Why the kookaburra pattern are so interesting

Jan 9, 2012

The pattern kookaburra pennies and halfpennies were produced between 1919 and 1921 as part of a move towards a smaller and thus more cost effective national coinage.

The kookaburra pennies were far smaller than the coins seen in circulation, and were made of a variety of metals – primarily various alloys of nickel, copper/nickel, tin and copper.

This move to an improved circulating coinage obviously did not succeed, and as a result the kookaburra pennies and halfpenny patterns that remain in existence are highly prized by collectors and historians.

When considering what historical importance these coins have, we can see how they are a tangible reminder of the enormous changes brought upon the international monetary system by the financial consequences of World War I.

In my mind, the kookaburra pennies were part of a raft of proposed changes to the Australian monetary system away from the bimetallic standard to a legal tender/fiat currency.kookaburraSquarePennies375

Other proposed changes to our coinage between 1918 and 1921 included a reduction in the silver content of the larger denominations (3d – 2/-) and the proposed introduction of a paper five-shilling note.

Although none of these efforts came to pass, coins such as the kookaburra patterns do make for interesting study.

The exact number of these coins that exist is not known – Royal Mint records from the period do not indicate how many were produced, and so numismatists are left to guess just how many are still around.

Coin issuing authorities, both now and in the past, consult with coin vending machine manufacturers over the suitability of new coin issues.

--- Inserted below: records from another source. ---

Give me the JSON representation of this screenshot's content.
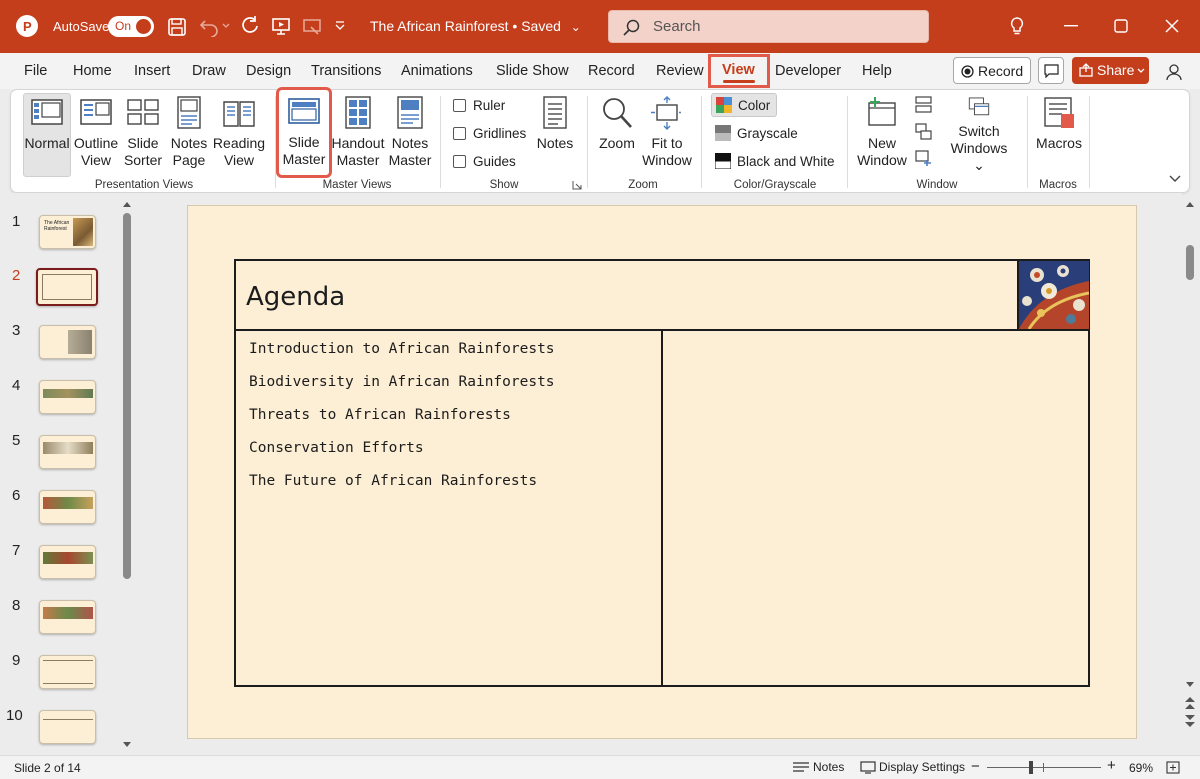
{
  "titlebar": {
    "autosave_label": "AutoSave",
    "autosave_state": "On",
    "doc_title": "The African Rainforest • Saved",
    "doc_title_caret": "⌄",
    "search_placeholder": "Search",
    "accent": "#c43e1c"
  },
  "menu": {
    "tabs": [
      "File",
      "Home",
      "Insert",
      "Draw",
      "Design",
      "Transitions",
      "Animations",
      "Slide Show",
      "Record",
      "Review",
      "View",
      "Developer",
      "Help"
    ],
    "active": "View",
    "record_label": "Record",
    "share_label": "Share"
  },
  "ribbon": {
    "presentation_views": {
      "label": "Presentation Views",
      "normal": "Normal",
      "outline": [
        "Outline",
        "View"
      ],
      "sorter": [
        "Slide",
        "Sorter"
      ],
      "notes_page": [
        "Notes",
        "Page"
      ],
      "reading": [
        "Reading",
        "View"
      ]
    },
    "master_views": {
      "label": "Master Views",
      "slide_master": [
        "Slide",
        "Master"
      ],
      "handout_master": [
        "Handout",
        "Master"
      ],
      "notes_master": [
        "Notes",
        "Master"
      ]
    },
    "show": {
      "label": "Show",
      "ruler": "Ruler",
      "gridlines": "Gridlines",
      "guides": "Guides",
      "notes": "Notes"
    },
    "zoom": {
      "label": "Zoom",
      "zoom": "Zoom",
      "fit": [
        "Fit to",
        "Window"
      ]
    },
    "color": {
      "label": "Color/Grayscale",
      "color": "Color",
      "grayscale": "Grayscale",
      "bw": "Black and White"
    },
    "window": {
      "label": "Window",
      "new_window": [
        "New",
        "Window"
      ],
      "switch": [
        "Switch",
        "Windows ⌄"
      ]
    },
    "macros": {
      "label": "Macros",
      "macros": "Macros"
    }
  },
  "thumbnails": {
    "numbers": [
      "1",
      "2",
      "3",
      "4",
      "5",
      "6",
      "7",
      "8",
      "9",
      "10"
    ],
    "selected": "2",
    "slide1_title": "The African Rainforest"
  },
  "slide": {
    "title": "Agenda",
    "items": [
      "Introduction to African Rainforests",
      "Biodiversity in African Rainforests",
      "Threats to African Rainforests",
      "Conservation Efforts",
      "The Future of African Rainforests"
    ]
  },
  "status": {
    "slide_info": "Slide 2 of 14",
    "notes": "Notes",
    "display_settings": "Display Settings",
    "zoom_minus": "−",
    "zoom_plus": "+",
    "zoom_level": "69%"
  }
}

The mechanical restrictions imposed by coin vending machines in the early decades of the 20th century effectively killed-off a revolutionary idea to replace the heavy round pennies and halfpennies in the early 1920’s.

The project is believed to have been the ‘brainchild’ of the then Treasurer, Mr Watt, who suggested the kookaburra design. Struck in lighter, hard-wearing cupro-nickel, the coins were to be square in shape to avoid confusion with sixpenny and threepenny pieces.

This innovation proved to be their undoing, as coin vending machine operators successfully argued that the coins were impractical by demonstrating just how easily they jammed in the coin acceptor mechanism. The harder nickel alloy proved difficult to work with in striking the coins and there was a greater cost in importing nickel compared to the cost of locally produced metals.

Between 1919 and 1921, several hundred trial coins were distributed to officers of the Treasury, Parliamentarians and selected members of the public to gauge their reaction.

The coins were struck at the Melbourne and London mints, with the task of designing the coins being shared by Stokes and Son, Sir Bertram MacKennal (the London issues) and Douglas Richardson. All but one design shows King George V without his familiar crown. All the reverses show a kookaburra perched on a branch.

Different designs can be distinguished by the length of the branch and its relationship to the wording ‘One Penny’ or ‘Half Penny’. On some of the two-line designs (stating the denomination) the branch appears to be hovering over the ‘H’ of ‘Half’ or the ‘O’ of ‘One’. On others, the branch appears alongside the wording. Other designs have the words of the denomination on the one line. The kookaburra changes from design to design. On some he appears to be pitifully undernourished, while on others he is quite plump.

The square penny was a contentious issue at the time, with a huge volume of correspondence occurring between the Treasury and the Royal Mint over the acceptability of using an uncrowned portrait of the King. The mint eventually experimented with a crowned portrait in 1920 (Type 10).

Despite the controversy, the King did approve the uncrowned portrait and by February, 1921, the Royal Mint had prepared and despatched master dies to Melbourne. However, with the resignation of Watt as Treasurer, the incoming Minister showed little interest in continuing the project.

Consequently, the Treasury did nothing to further the necessary Government regulations to authorise the Mint to proceed. The Kookaburra pattern series ended, unissued, in 1921.

(First published by Andrew Crellin on Sterling and Currency.)